Facebook founder Mark Zuckerberg has responded to mounting calls from the public to make its privacy measures more transparent. In a letter to The Washington Post, Zuckerberg said the social networking site, which has more than 400 million users, has heard the feedback and admitted that users currently find privacy controls "too complex".
Zuckerberg conceded that on the site "there needs to be a simpler way to control your information" but said changes to the site will be made in the coming weeks that will see "privacy controls that are much simpler to use". Users will soon be able to easily turn off all third-party services with Zuckerberg stating that the company is "working hard to make these changes available as soon as possible".
Anti-Facebook campaigning group QuitFacebookDay has signed up more than 13,000 committed Facebook quitters. The group was set up around Facebook's privacy issues.
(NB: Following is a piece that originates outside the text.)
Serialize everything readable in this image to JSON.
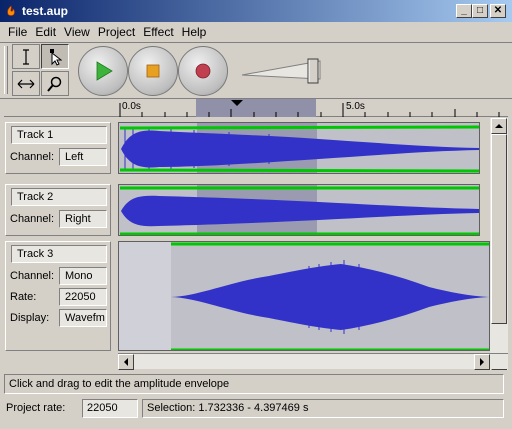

The group claimed Facebook makes it difficult for users to understand how to control their privacy settings.
Facebook has faced mounting disdain from users after it announced some personal information would be made publicly available if users did not opt out. Several US senators have called for the site to rethink its privacy settings while the European Commission has written an open letter demanding action. Zuckerberg admitted the company was experience the challenge of "keeping that many people satisfied over time".